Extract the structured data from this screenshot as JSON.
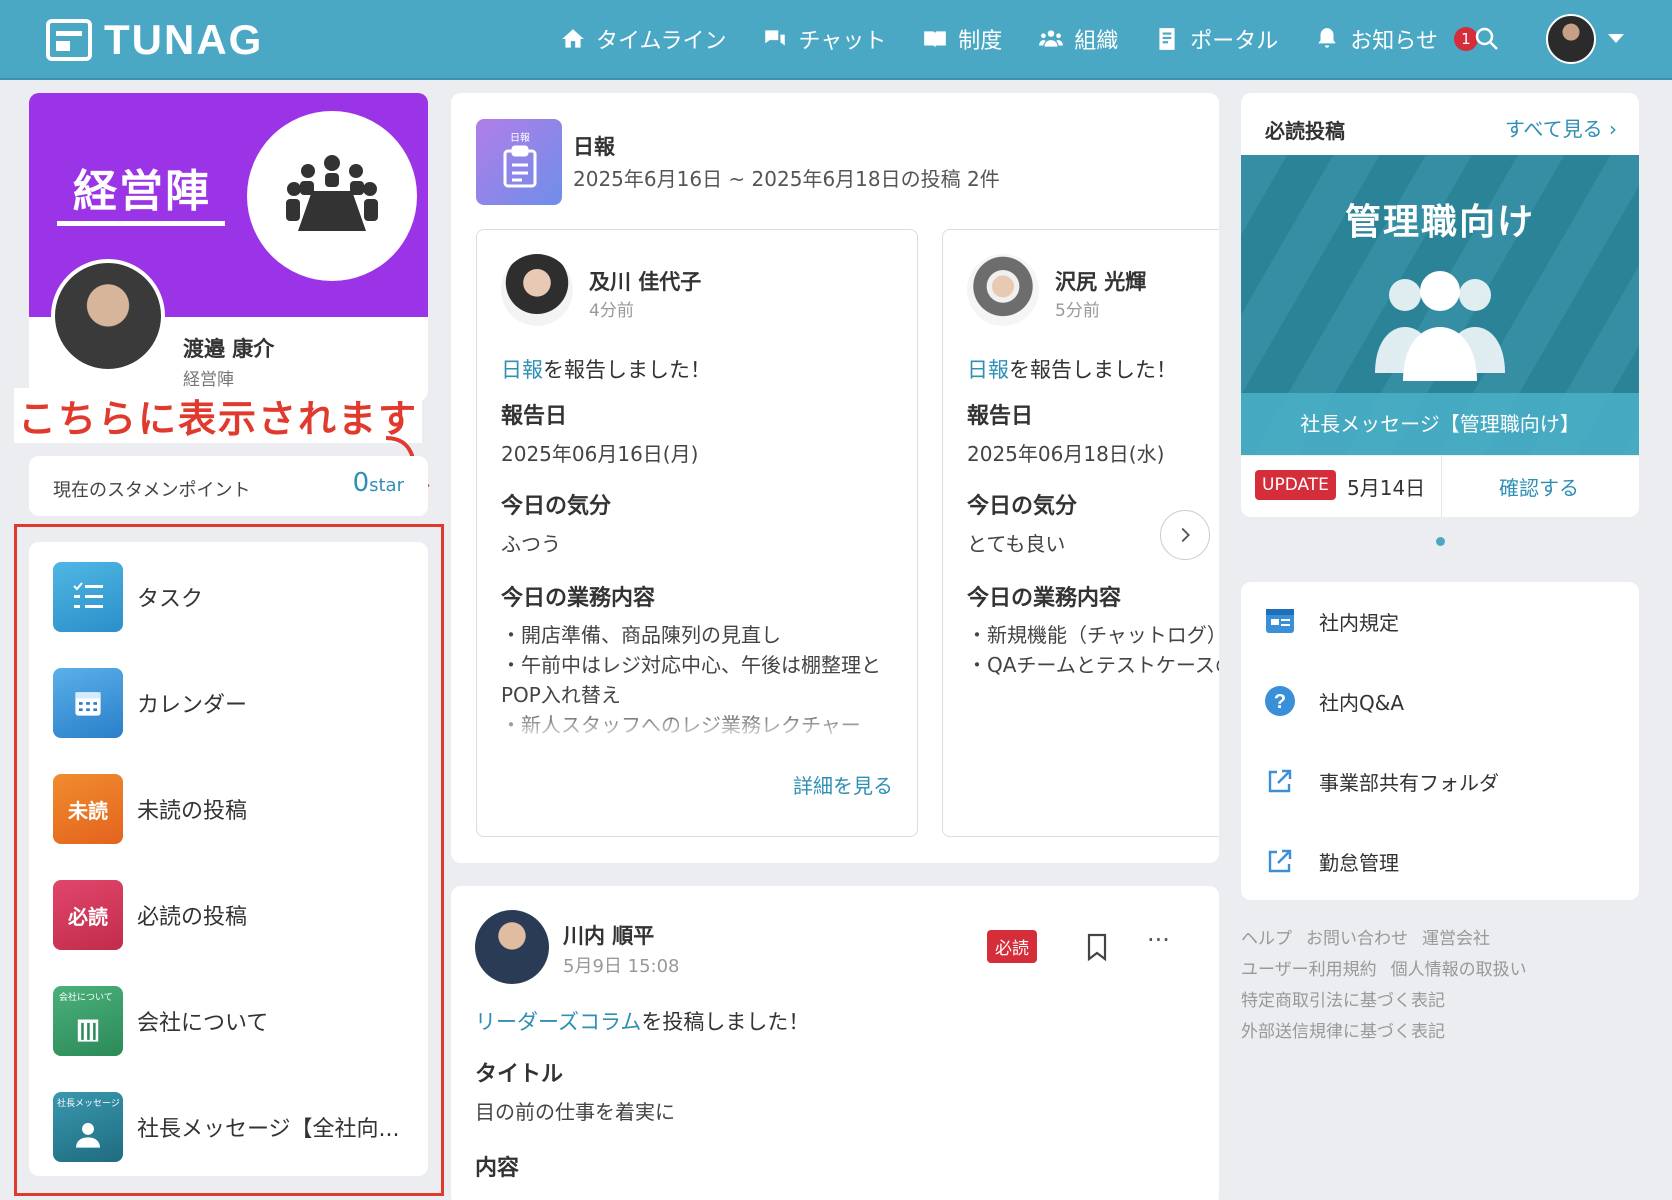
{
  "header": {
    "logo": "TUNAG",
    "nav": [
      {
        "label": "タイムライン",
        "icon": "home-icon"
      },
      {
        "label": "チャット",
        "icon": "chat-icon"
      },
      {
        "label": "制度",
        "icon": "book-icon"
      },
      {
        "label": "組織",
        "icon": "people-icon"
      },
      {
        "label": "ポータル",
        "icon": "portal-icon"
      },
      {
        "label": "お知らせ",
        "icon": "bell-icon",
        "badge": "1"
      }
    ]
  },
  "profile": {
    "banner_title": "経営陣",
    "name": "渡邉 康介",
    "role": "経営陣"
  },
  "annotation": "こちらに表示されます",
  "points": {
    "label": "現在のスタメンポイント",
    "value": "0",
    "unit": "star"
  },
  "menu": [
    {
      "label": "タスク",
      "icon": "task-icon",
      "color": "#3aa3d6"
    },
    {
      "label": "カレンダー",
      "icon": "calendar-icon",
      "color": "#3b92d6"
    },
    {
      "label": "未読の投稿",
      "icon_text": "未読",
      "color": "#ea7a2a"
    },
    {
      "label": "必読の投稿",
      "icon_text": "必読",
      "color": "#d93a5c"
    },
    {
      "label": "会社について",
      "icon_text": "会社について",
      "color": "#3a9b6a"
    },
    {
      "label": "社長メッセージ【全社向...",
      "icon_text": "社長メッセージ",
      "color": "#2d7f96"
    }
  ],
  "nippo": {
    "thumb_label": "日報",
    "title": "日報",
    "subtitle": "2025年6月16日 ~ 2025年6月18日の投稿 2件",
    "reports": [
      {
        "name": "及川 佳代子",
        "time": "4分前",
        "action_link": "日報",
        "action_text": "を報告しました！",
        "h_date": "報告日",
        "date": "2025年06月16日(月)",
        "h_mood": "今日の気分",
        "mood": "ふつう",
        "h_tasks": "今日の業務内容",
        "tasks": "・開店準備、商品陳列の見直し\n・午前中はレジ対応中心、午後は棚整理とPOP入れ替え\n・新人スタッフへのレジ業務レクチャー",
        "more": "詳細を見る"
      },
      {
        "name": "沢尻 光輝",
        "time": "5分前",
        "action_link": "日報",
        "action_text": "を報告しました！",
        "h_date": "報告日",
        "date": "2025年06月18日(水)",
        "h_mood": "今日の気分",
        "mood": "とても良い",
        "h_tasks": "今日の業務内容",
        "tasks": "・新規機能（チャットログ）の仕様整理\n・QAチームとテストケースの確認合わせ",
        "more": ""
      }
    ]
  },
  "post": {
    "name": "川内 順平",
    "time": "5月9日 15:08",
    "badge": "必読",
    "action_link": "リーダーズコラム",
    "action_text": "を投稿しました！",
    "h_title": "タイトル",
    "title": "目の前の仕事を着実に",
    "h_content": "内容"
  },
  "must_read": {
    "title": "必読投稿",
    "see_all": "すべて見る",
    "banner_title": "管理職向け",
    "banner_caption": "社長メッセージ【管理職向け】",
    "update_badge": "UPDATE",
    "date": "5月14日",
    "confirm": "確認する"
  },
  "links": [
    {
      "label": "社内規定",
      "icon": "document-icon"
    },
    {
      "label": "社内Q&A",
      "icon": "question-icon"
    },
    {
      "label": "事業部共有フォルダ",
      "icon": "external-link-icon"
    },
    {
      "label": "勤怠管理",
      "icon": "external-link-icon"
    }
  ],
  "footer": [
    "ヘルプ",
    "お問い合わせ",
    "運営会社",
    "ユーザー利用規約",
    "個人情報の取扱い",
    "特定商取引法に基づく表記",
    "外部送信規律に基づく表記"
  ]
}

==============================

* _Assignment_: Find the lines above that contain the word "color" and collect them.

* _Exercise result_:
      "color": "#3aa3d6"
      "color": "#3b92d6"
      "color": "#ea7a2a"
      "color": "#d93a5c"
      "color": "#3a9b6a"
      "color": "#2d7f96"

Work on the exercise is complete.